Burroughs reveals a curious conceit, which I suppose helps explain how so many different examples of prehistoric life have survived on Caspak: that evolution isn’t a matter of thousands of years of progress, but a series of personal breakthroughs. This can take the cave people from Neanderthal-level existence through to becoming tool-making, house-building humans. In theory this could take a single lifetime.
Billings falls in love with a cave girl, Ajor. He is powerfully attracted to her, and she clearly adores him… but he holds himself back because she’s clearly not in his class.
This is one of several uncomfortable racial echoes in Burroughs’ work. Although Billings does right by his cave babe in the end, there are several references to some people being of inferior genetic stock, or of “a lower order” – an uncomfortable categorisation to modern eyes, but arguably less so in the 1930s. We know where that kind of thinking led us.

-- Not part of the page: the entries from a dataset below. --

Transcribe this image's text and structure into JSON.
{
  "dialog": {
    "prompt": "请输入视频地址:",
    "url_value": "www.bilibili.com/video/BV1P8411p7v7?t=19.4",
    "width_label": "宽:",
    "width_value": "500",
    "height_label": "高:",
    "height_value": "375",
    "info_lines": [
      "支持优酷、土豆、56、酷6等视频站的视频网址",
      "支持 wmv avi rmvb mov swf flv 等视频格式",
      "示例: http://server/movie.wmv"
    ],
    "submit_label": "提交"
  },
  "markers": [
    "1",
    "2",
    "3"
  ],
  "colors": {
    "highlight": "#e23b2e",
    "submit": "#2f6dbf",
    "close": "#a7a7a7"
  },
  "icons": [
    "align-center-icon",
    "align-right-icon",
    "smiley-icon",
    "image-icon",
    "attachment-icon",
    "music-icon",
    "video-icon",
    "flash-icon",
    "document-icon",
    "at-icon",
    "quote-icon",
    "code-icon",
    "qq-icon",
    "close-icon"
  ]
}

Finally, there’s Out of Time’s Abyss, which backtracks to the story of what happened to Bradley and his companions after Tyler was separated from them at Fort Dinosaur in The Land That Time Forgot.
Bradley is British and, like Tyler and Billings before him, he’s handy with his fists and quite liberal about using them. Rather than clobbering dinosaurs or cavemen, this time our hero is punching flying monsters called the Weiroos… tantalisingly close to Weirdos. Burroughs was just one letter away from having invented the term. Such disappointments are the fabric of life.

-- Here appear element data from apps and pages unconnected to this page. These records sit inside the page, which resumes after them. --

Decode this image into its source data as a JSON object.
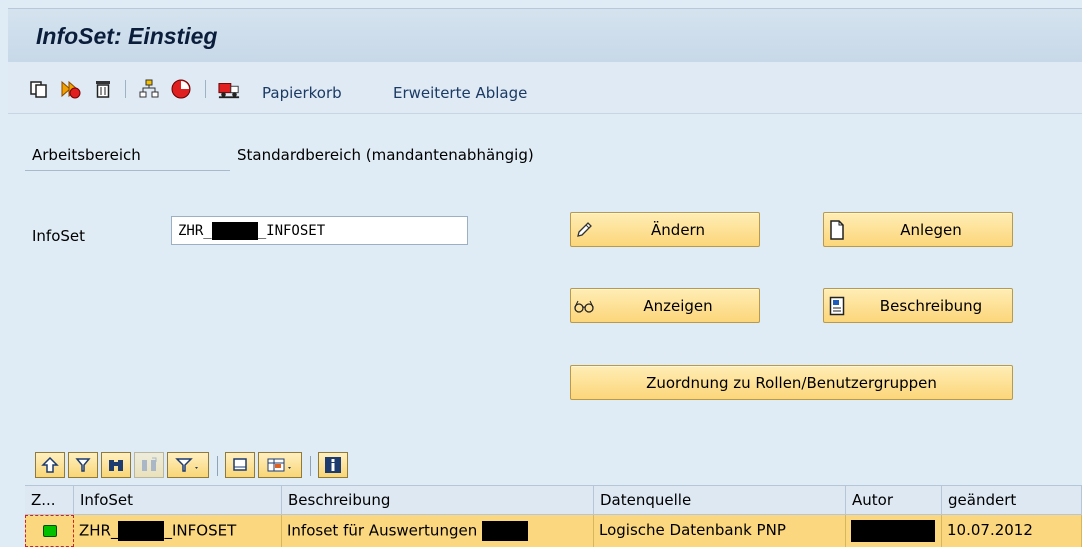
{
  "window": {
    "title": "InfoSet: Einstieg"
  },
  "toolbar": {
    "icons": [
      "copy-icon",
      "execute-icon",
      "delete-icon",
      "hierarchy-icon",
      "record-icon",
      "transport-icon"
    ],
    "papierkorb_label": "Papierkorb",
    "erweiterte_ablage_label": "Erweiterte Ablage"
  },
  "form": {
    "arbeitsbereich_label": "Arbeitsbereich",
    "arbeitsbereich_value": "Standardbereich (mandantenabhängig)",
    "infoset_label": "InfoSet",
    "infoset_value_prefix": "ZHR_",
    "infoset_value_suffix": "_INFOSET"
  },
  "buttons": {
    "aendern": "Ändern",
    "anlegen": "Anlegen",
    "anzeigen": "Anzeigen",
    "beschreibung": "Beschreibung",
    "zuordnung": "Zuordnung zu Rollen/Benutzergruppen"
  },
  "grid": {
    "columns": [
      "Z...",
      "InfoSet",
      "Beschreibung",
      "Datenquelle",
      "Autor",
      "geändert"
    ],
    "rows": [
      {
        "status_color": "#00c000",
        "infoset_prefix": "ZHR_",
        "infoset_suffix": "_INFOSET",
        "beschreibung": "Infoset für Auswertungen",
        "datenquelle": "Logische Datenbank PNP",
        "geaendert": "10.07.2012"
      }
    ]
  },
  "colors": {
    "button_fill": "#fcd67a",
    "selected_row": "#fbd880",
    "background": "#dfebf5",
    "title_text": "#0a1e3c"
  }
}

The Weiroos represent a higher level of evolution in Burroughs’ strange anthropological and biological treatise. They might be able to fly, but they can’t fight, and Bradley paggers his way through a phalanx of these beasties during various forgettable adventures in the Weiroo city, which is (rather brilliantly) made out of skulls. There’s also another fierce but perfectly-formed cave babe for Bradley to look out for, triggering an outburst of hackneyed, but still quaint British manners.

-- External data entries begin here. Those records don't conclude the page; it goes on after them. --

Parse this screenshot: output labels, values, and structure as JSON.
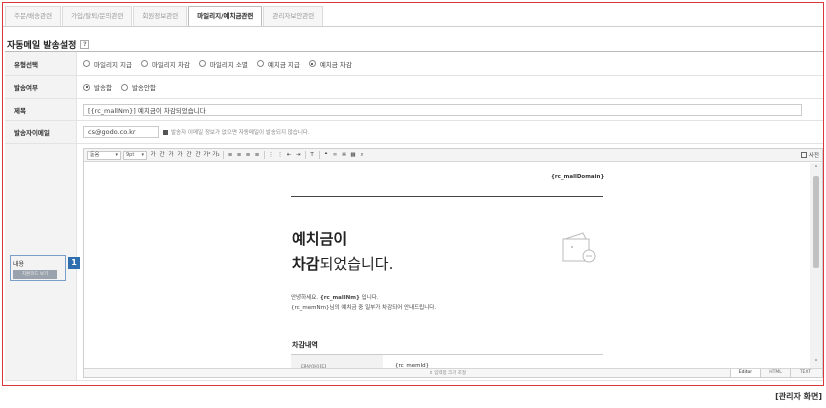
{
  "tabs": [
    {
      "label": "주문/배송관련",
      "active": false
    },
    {
      "label": "가입/탈퇴/문의관련",
      "active": false
    },
    {
      "label": "회원정보관련",
      "active": false
    },
    {
      "label": "마일리지/예치금관련",
      "active": true
    },
    {
      "label": "관리자보안관련",
      "active": false
    }
  ],
  "section_title": "자동메일 발송설정",
  "help_icon_text": "?",
  "form": {
    "type": {
      "label": "유형선택",
      "options": [
        "마일리지 지급",
        "마일리지 차감",
        "마일리지 소멸",
        "예치금 지급",
        "예치금 차감"
      ],
      "selected": "예치금 차감"
    },
    "send": {
      "label": "발송여부",
      "options": [
        "발송함",
        "발송안함"
      ],
      "selected": "발송함"
    },
    "title": {
      "label": "제목",
      "value": "[{rc_mallNm}] 예치금이 차감되었습니다"
    },
    "sender": {
      "label": "발송자이메일",
      "value": "cs@godo.co.kr",
      "note": "발송자 이메일 정보가 없으면 자동메일이 발송되지 않습니다."
    },
    "content": {
      "label": "내용",
      "source_button": "치환코드 보기",
      "step_badge": "1"
    }
  },
  "editor": {
    "font_select": "돋움",
    "size_select": "9pt",
    "toolbar_icons": [
      "bold-icon",
      "underline-icon",
      "italic-icon",
      "strikethrough-icon",
      "font-color-icon",
      "highlight-icon",
      "superscript-icon",
      "subscript-icon",
      "align-left-icon",
      "align-center-icon",
      "align-right-icon",
      "align-justify-icon",
      "ordered-list-icon",
      "unordered-list-icon",
      "outdent-icon",
      "indent-icon",
      "clear-format-icon",
      "quote-icon",
      "link-icon",
      "special-char-icon",
      "table-icon",
      "find-icon"
    ],
    "toolbar_glyphs": [
      "가",
      "간",
      "가",
      "가",
      "간",
      "간",
      "가²",
      "가₂",
      "≡",
      "≡",
      "≡",
      "≡",
      "⋮",
      "⋮",
      "⇤",
      "⇥",
      "T",
      "❝",
      "∞",
      "※",
      "▦",
      "⌕"
    ],
    "fullscreen_label": "사전",
    "doc": {
      "domain": "{rc_mallDomain}",
      "heading_line1": "예치금이",
      "heading_bold": "차감",
      "heading_rest": "되었습니다.",
      "greeting_prefix": "안녕하세요.",
      "greeting_mall": "{rc_mallNm}",
      "greeting_suffix": "입니다.",
      "body_line": "{rc_memNm}님의 예치금 중 일부가 차감되어 안내드립니다.",
      "details_title": "차감내역",
      "table_header": "대상아이디",
      "table_value": "{rc_memId}"
    },
    "resize_text": "⇕ 입력창 크기 조절",
    "modes": [
      {
        "label": "Editor",
        "active": true
      },
      {
        "label": "HTML",
        "active": false
      },
      {
        "label": "TEXT",
        "active": false
      }
    ]
  },
  "caption": "[관리자 화면]",
  "colors": {
    "frame_border": "#d8383d",
    "badge": "#2f6fb0",
    "source_button": "#9aa3ad"
  }
}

We also have an early monster moment involving a tyrannosaurus rex. This beast is so familiar to us from modern-day entertainment that it’s fun to see it rendered here as looking nothing like its popular depiction – a horned, spiky, armoured beast, though no less adept at devouring unfortunates. It’s a kind of alt-universe T-Rex, like the Red Son Superman, or Batman set in a tech-noir Tokyo.
It reminded me of the Victorian dinosaur diggers, who fit their unearthed fossils together the wrong way and came up with odd, though fascinating reconstructions of what they thought the terrible lizards actually looked like.
Bradley’s story wraps the trilogy up nicely – you find out what became of Tyler and Billings, as well as the surviving personnel of Fort Dinosaur and the more dastardly Germans. Scores are definitively settled. Out of Time’s Abyss is not the best book of the three, but it does bring the tale to a satisfying conclusion.
You won’t come away from Burroughs’ work feeling particularly enriched, and after three volumes of constant fighting and monstering you may feel somewhat punch-drunk. But a little bit of what you fancy does you good, and it’s nice every now and then to escape into worlds of fantasy and heroism where all you have to worry about are scary monsters.